I don’t have any tattoos and I have no plans of ever getting one, but if I were in the market for something to tattoo on my body, this Latin phrase would be a solid contender: Audentes fortuna iuvat. It translates into something along the lines of: Fortune favors the bold. And it’s one of my favorite proverbs.
The supposed meaning behind the phrase is that Fortuna, the Goddess of fortune and luck, was believed to be more likely to help those that took risks, took action, and were generally bold. And what I like about this is that it doesn’t make luck some abstract thing that people either have or don’t. It firmly transforms luck into something that you yourself can create. That is, if you want it.
Earlier this month, venture capitalist Fred Wilson wrote a post on his blog called Get Lucky, where he talks about the research that psychologist Richard Wiseman did on so-called lucky and unlucky people. Wiseman concluded the following:
My research revealed that lucky people generate good fortune via four basic principles.
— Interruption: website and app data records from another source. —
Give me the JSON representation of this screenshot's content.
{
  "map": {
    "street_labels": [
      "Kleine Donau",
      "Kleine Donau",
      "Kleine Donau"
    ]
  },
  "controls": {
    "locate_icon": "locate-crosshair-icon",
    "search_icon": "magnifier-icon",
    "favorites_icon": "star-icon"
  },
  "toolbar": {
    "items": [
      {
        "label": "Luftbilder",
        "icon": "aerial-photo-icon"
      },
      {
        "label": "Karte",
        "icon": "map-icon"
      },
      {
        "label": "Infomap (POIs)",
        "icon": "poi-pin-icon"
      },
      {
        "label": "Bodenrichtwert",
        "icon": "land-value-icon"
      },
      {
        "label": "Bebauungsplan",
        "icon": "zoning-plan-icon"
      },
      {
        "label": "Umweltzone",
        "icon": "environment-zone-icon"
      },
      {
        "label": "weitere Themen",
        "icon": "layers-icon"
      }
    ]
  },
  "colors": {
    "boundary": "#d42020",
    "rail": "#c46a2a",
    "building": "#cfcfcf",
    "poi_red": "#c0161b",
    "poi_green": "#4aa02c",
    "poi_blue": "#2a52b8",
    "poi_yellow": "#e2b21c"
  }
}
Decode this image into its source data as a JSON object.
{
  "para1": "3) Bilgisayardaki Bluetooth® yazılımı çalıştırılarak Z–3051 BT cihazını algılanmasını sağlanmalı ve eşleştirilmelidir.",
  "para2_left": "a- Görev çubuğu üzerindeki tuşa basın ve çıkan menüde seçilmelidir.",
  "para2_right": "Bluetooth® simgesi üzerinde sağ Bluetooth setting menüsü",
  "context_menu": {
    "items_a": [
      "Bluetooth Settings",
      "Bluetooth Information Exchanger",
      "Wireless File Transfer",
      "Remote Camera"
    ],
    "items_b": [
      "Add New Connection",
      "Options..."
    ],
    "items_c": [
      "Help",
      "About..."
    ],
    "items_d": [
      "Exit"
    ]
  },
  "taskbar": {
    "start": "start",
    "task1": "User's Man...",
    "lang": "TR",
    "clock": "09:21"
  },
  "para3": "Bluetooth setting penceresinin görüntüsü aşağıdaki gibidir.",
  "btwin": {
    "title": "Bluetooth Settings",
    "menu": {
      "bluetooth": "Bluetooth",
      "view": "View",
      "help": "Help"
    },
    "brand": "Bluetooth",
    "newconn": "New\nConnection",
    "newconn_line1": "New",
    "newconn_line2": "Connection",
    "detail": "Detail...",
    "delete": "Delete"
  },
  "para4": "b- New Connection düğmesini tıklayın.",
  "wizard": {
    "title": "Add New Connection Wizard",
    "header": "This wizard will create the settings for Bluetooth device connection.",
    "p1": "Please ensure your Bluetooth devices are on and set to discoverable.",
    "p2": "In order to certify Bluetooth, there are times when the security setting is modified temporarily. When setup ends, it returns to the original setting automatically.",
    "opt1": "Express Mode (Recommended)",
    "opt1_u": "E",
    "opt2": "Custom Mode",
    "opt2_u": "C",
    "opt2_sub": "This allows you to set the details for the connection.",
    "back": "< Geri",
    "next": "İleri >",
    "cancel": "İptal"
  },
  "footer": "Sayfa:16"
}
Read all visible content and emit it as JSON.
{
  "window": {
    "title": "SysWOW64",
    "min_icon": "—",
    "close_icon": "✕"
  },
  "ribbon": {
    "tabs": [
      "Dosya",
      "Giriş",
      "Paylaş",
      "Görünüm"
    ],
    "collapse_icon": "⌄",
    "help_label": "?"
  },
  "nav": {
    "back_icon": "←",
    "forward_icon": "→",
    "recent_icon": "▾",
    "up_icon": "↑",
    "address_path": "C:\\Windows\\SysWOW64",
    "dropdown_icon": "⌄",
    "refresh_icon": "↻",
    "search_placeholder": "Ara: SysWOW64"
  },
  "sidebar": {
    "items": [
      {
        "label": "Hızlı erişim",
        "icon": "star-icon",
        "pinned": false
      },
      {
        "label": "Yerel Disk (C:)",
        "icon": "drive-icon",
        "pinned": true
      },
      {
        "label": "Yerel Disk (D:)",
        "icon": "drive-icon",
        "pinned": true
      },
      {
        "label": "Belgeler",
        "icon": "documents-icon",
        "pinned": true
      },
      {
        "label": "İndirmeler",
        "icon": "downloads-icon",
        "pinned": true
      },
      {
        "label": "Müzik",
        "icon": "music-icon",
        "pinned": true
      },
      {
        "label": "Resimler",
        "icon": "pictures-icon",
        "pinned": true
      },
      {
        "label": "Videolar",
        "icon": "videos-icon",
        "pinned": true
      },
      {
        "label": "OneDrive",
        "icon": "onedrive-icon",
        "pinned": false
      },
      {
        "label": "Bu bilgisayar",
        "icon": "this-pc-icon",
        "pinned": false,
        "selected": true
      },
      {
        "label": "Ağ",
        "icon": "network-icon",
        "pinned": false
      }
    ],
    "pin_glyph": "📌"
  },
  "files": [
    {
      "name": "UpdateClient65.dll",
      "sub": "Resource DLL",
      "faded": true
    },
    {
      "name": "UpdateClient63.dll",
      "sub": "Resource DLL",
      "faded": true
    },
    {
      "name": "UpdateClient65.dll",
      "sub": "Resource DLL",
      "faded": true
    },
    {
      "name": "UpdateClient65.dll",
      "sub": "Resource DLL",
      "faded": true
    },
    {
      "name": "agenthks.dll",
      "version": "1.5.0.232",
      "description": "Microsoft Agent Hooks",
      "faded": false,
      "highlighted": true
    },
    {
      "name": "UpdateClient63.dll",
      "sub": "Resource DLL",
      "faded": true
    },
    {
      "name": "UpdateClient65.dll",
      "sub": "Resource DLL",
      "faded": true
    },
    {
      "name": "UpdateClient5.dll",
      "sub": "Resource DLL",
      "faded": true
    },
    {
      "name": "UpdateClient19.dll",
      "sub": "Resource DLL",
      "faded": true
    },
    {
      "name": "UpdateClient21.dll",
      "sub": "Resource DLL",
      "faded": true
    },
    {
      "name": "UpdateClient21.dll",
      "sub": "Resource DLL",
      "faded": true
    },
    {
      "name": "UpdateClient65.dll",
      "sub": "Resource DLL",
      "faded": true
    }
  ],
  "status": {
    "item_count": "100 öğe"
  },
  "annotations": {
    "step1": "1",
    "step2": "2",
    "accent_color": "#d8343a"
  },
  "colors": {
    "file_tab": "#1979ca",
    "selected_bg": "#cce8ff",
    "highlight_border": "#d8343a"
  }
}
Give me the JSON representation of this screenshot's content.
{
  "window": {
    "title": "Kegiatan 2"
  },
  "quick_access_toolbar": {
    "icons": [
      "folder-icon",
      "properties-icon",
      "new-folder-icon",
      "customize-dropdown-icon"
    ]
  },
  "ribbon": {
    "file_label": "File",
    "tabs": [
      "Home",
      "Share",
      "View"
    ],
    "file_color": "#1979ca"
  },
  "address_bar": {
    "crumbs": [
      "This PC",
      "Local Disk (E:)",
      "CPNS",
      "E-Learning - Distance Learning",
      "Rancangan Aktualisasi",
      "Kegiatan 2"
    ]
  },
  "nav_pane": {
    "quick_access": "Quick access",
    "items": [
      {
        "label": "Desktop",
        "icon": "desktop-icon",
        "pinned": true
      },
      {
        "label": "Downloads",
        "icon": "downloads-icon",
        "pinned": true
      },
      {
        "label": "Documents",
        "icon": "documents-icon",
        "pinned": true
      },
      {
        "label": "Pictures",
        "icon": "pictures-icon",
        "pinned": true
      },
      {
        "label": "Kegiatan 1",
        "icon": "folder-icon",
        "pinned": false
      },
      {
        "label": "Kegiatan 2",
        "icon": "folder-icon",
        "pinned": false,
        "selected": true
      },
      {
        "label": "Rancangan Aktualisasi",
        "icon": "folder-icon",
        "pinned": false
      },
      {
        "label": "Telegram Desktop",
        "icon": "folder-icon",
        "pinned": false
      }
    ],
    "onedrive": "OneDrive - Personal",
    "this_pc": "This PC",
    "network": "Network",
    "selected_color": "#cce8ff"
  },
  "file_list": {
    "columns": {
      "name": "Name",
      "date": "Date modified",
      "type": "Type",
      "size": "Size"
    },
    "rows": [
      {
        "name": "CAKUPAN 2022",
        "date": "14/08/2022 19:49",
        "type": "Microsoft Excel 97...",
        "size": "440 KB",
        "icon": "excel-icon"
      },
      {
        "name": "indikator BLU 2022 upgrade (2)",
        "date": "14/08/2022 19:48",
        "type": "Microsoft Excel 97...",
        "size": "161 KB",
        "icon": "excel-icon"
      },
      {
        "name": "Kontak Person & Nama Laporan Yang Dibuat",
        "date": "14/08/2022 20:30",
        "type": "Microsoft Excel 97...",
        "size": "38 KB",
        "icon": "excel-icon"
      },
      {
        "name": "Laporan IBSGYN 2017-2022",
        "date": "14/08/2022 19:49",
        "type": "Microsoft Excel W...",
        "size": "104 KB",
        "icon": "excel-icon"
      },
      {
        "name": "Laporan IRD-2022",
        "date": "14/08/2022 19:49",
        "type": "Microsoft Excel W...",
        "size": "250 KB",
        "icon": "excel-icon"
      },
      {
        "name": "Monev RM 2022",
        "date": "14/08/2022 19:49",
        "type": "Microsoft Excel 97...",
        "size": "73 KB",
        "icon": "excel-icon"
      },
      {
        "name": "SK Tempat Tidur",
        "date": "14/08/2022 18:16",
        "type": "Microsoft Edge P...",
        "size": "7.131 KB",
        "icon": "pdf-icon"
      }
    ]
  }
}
They are skilled at creating and noticing chance opportunities, make lucky decisions by listening to their intuition, create self-fulfilling prophesies via positive expectations, and adopt a resilient attitude that transforms bad luck into good.
Obviously, the common thread between these two ideas is that luck is something that you yourself can control. Lucky is a state of mind. Whether you believe in greater powers or not, people at least as far back as the Roman times identified the benefits of taking action, risk, and of boldness. It creates opportunity. And it creates luck.
I try and do as much of that as I can.